The Supreme Court of Canada has rendered its decision in the case of S.L. v. Commission scolaire des Chenes, a case in which parents sought an exemption for their children from Quebec’s mandatory Ethics and Religious Culture (ERC) course. The Supreme Court found that the refusal to grant an exemption did not violate the parents’ freedom of religion in this case. While the Court accepted that the parents had a sincere belief in the need to pass on the precepts of their religion to their children, the Court found that the ERC course did not interfere with this obligation in an objective way and therefore freedom of religion was not infringed.

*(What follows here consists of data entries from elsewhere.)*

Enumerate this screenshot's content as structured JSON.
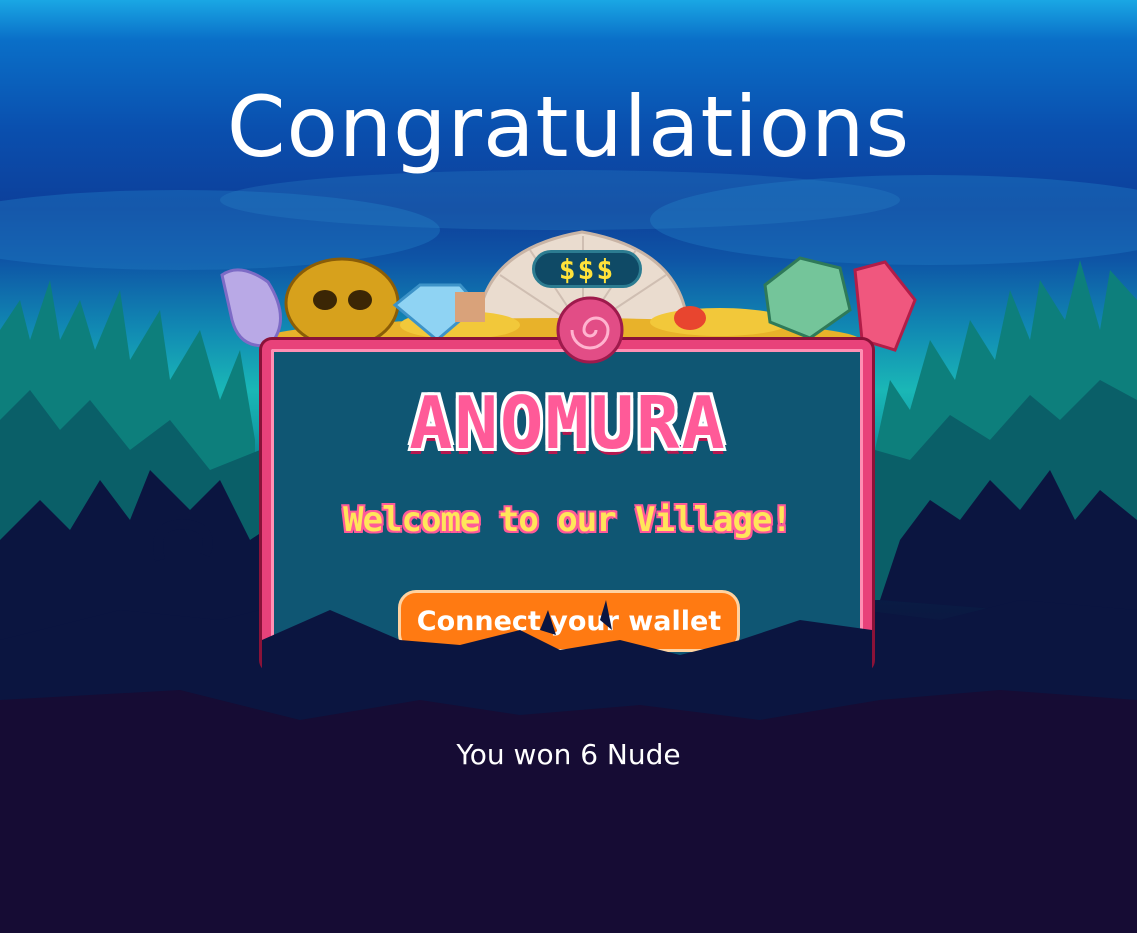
{
  "page": {
    "title": "Congratulations",
    "result_text": "You won 6 Nude"
  },
  "banner": {
    "logo_text": "ANOMURA",
    "welcome_text": "Welcome to our Village!",
    "price_tag": "$$$",
    "connect_button_label": "Connect your wallet"
  },
  "colors": {
    "accent_orange": "#ff7a12",
    "frame_pink": "#e8427a",
    "welcome_yellow": "#ffe55a",
    "panel_teal": "#0f5673",
    "deep_sea": "#1b0a2a"
  },
  "icons": [
    "shell-icon",
    "skull-icon",
    "diamond-icon",
    "gold-coins-icon",
    "emerald-icon",
    "crystal-icon",
    "spiral-shell-icon",
    "mushroom-icon"
  ]
}
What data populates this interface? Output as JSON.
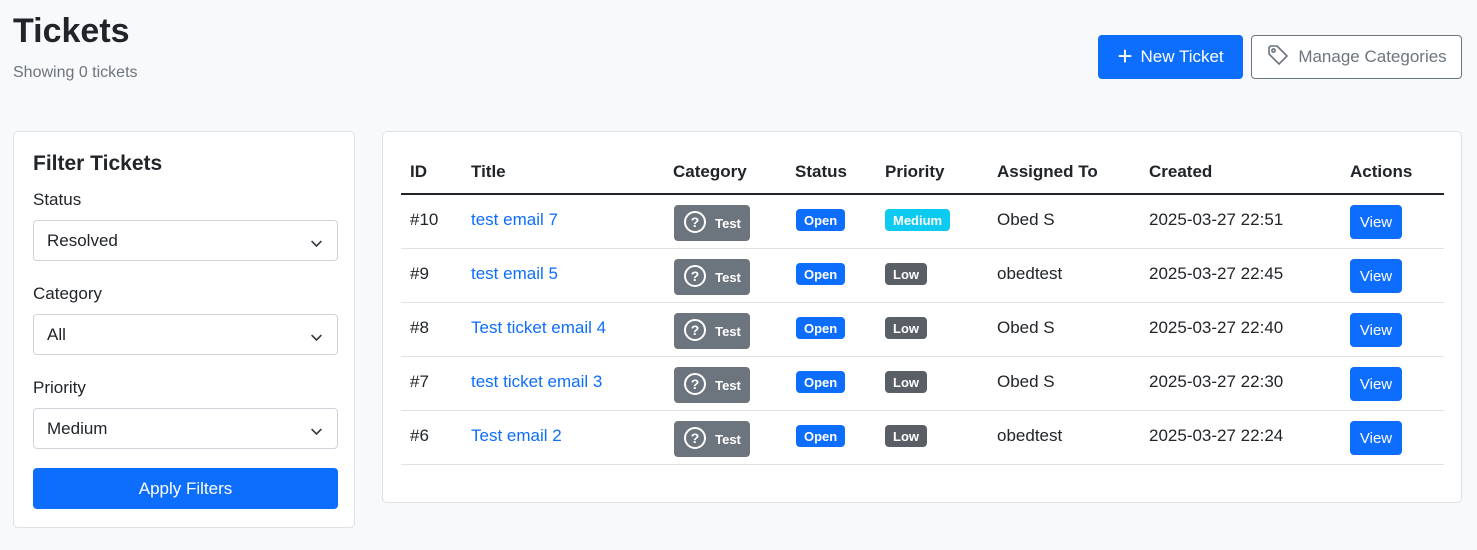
{
  "header": {
    "title": "Tickets",
    "subtitle": "Showing 0 tickets",
    "new_ticket_label": "New Ticket",
    "manage_categories_label": "Manage Categories"
  },
  "filters": {
    "title": "Filter Tickets",
    "status_label": "Status",
    "status_value": "Resolved",
    "category_label": "Category",
    "category_value": "All",
    "priority_label": "Priority",
    "priority_value": "Medium",
    "apply_label": "Apply Filters"
  },
  "table": {
    "columns": [
      "ID",
      "Title",
      "Category",
      "Status",
      "Priority",
      "Assigned To",
      "Created",
      "Actions"
    ],
    "rows": [
      {
        "id": "#10",
        "title": "test email 7",
        "category": "Test",
        "status": "Open",
        "priority": "Medium",
        "assigned": "Obed S",
        "created": "2025-03-27 22:51",
        "action": "View"
      },
      {
        "id": "#9",
        "title": "test email 5",
        "category": "Test",
        "status": "Open",
        "priority": "Low",
        "assigned": "obedtest",
        "created": "2025-03-27 22:45",
        "action": "View"
      },
      {
        "id": "#8",
        "title": "Test ticket email 4",
        "category": "Test",
        "status": "Open",
        "priority": "Low",
        "assigned": "Obed S",
        "created": "2025-03-27 22:40",
        "action": "View"
      },
      {
        "id": "#7",
        "title": "test ticket email 3",
        "category": "Test",
        "status": "Open",
        "priority": "Low",
        "assigned": "Obed S",
        "created": "2025-03-27 22:30",
        "action": "View"
      },
      {
        "id": "#6",
        "title": "Test email 2",
        "category": "Test",
        "status": "Open",
        "priority": "Low",
        "assigned": "obedtest",
        "created": "2025-03-27 22:24",
        "action": "View"
      }
    ]
  },
  "colors": {
    "primary": "#0d6efd",
    "secondary": "#6c757d",
    "info": "#0dcaf0",
    "dark_badge": "#595f65"
  },
  "icons": {
    "new_ticket": "plus-icon",
    "manage_categories": "tag-icon",
    "category": "question-circle-icon",
    "select": "chevron-down-icon"
  }
}
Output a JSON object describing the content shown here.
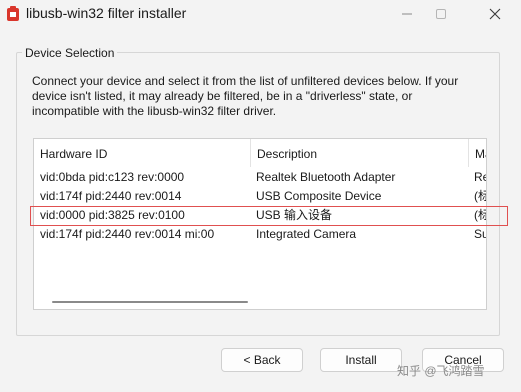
{
  "window": {
    "title": "libusb-win32 filter installer",
    "icon": "libusb-app-icon",
    "controls": {
      "minimize": "minimize-icon",
      "maximize": "maximize-icon",
      "close": "close-icon"
    }
  },
  "group": {
    "legend": "Device Selection",
    "description": "Connect your device and select it from the list of unfiltered devices below. If your device isn't listed, it may already be filtered, be in a \"driverless\" state, or incompatible with the libusb-win32 filter driver."
  },
  "list": {
    "columns": [
      "Hardware ID",
      "Description",
      "Ma"
    ],
    "rows": [
      {
        "hardware_id": "vid:0bda pid:c123 rev:0000",
        "description": "Realtek Bluetooth Adapter",
        "manufacturer": "Re"
      },
      {
        "hardware_id": "vid:174f pid:2440 rev:0014",
        "description": "USB Composite Device",
        "manufacturer": "(标"
      },
      {
        "hardware_id": "vid:0000 pid:3825 rev:0100",
        "description": "USB 输入设备",
        "manufacturer": "(标"
      },
      {
        "hardware_id": "vid:174f pid:2440 rev:0014 mi:00",
        "description": "Integrated Camera",
        "manufacturer": "Su"
      }
    ]
  },
  "buttons": {
    "back": "< Back",
    "install": "Install",
    "cancel": "Cancel"
  },
  "watermark": "知乎 @飞鸿踏雪",
  "colors": {
    "highlight": "#e05050",
    "app_icon": "#d9352b"
  }
}
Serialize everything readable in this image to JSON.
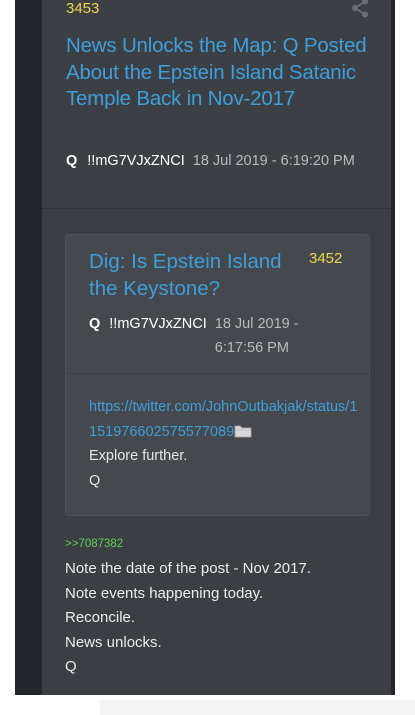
{
  "post": {
    "number": "3453",
    "title": "News Unlocks the Map: Q Posted About the Epstein Island Satanic Temple Back in Nov-2017",
    "author": "Q",
    "tripcode": "!!mG7VJxZNCI",
    "date": "18 Jul 2019 - 6:19:20 PM"
  },
  "quoted": {
    "title": "Dig: Is Epstein Island the Keystone?",
    "number": "3452",
    "author": "Q",
    "tripcode": "!!mG7VJxZNCI",
    "date": "18 Jul 2019 - 6:17:56 PM",
    "link": "https://twitter.com/JohnOutbakjak/status/1151976602575577089",
    "lines": [
      "Explore further.",
      "Q"
    ]
  },
  "reply": {
    "ref": ">>7087382",
    "lines": [
      "Note the date of the post - Nov 2017.",
      "Note events happening today.",
      "Reconcile.",
      "News unlocks.",
      "Q"
    ]
  },
  "icons": {
    "share": "share-icon",
    "folder": "folder-icon"
  },
  "colors": {
    "link": "#3e9fdc",
    "post_number": "#f0d64a",
    "reply_ref": "#5fd35a",
    "card": "#3b3e43"
  }
}
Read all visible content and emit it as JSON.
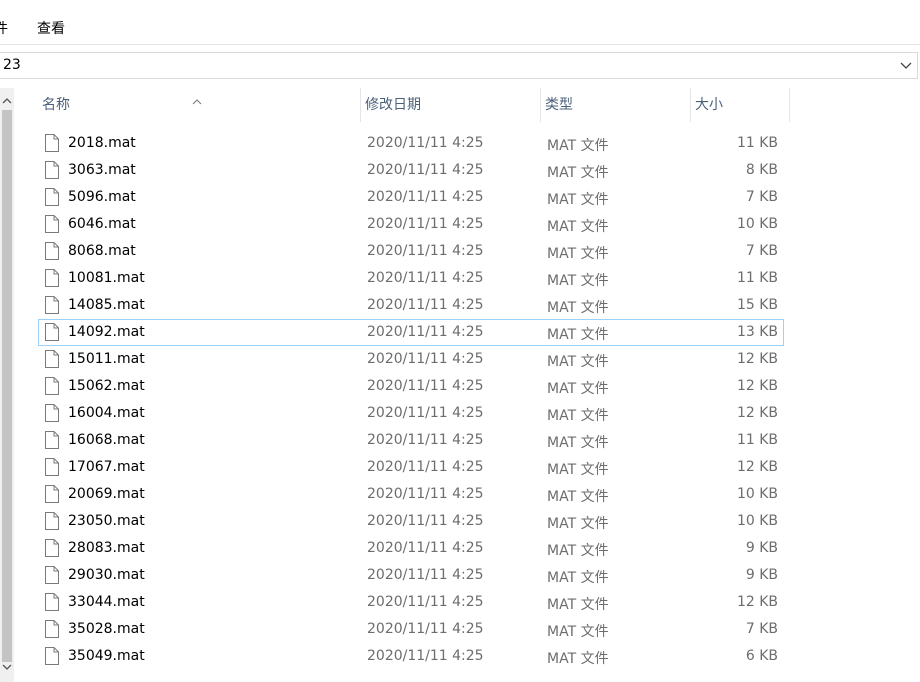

CCLA intervened in this case to ensure that ‘sincerity of belief’ remains the approach to assessing freedom of religion claims. While the Court did affirm this test and rejected relying on religious experts or leaders, the Court’s statement that there is a need to show an infringement on an objective basis is somewhat concerning as it has the potential to dilute the protection of freedom of religion under the Charter. It remains to be seen what impact this decision will have on the protection of freedom of religion generally and ongoing issues around religion in the schools.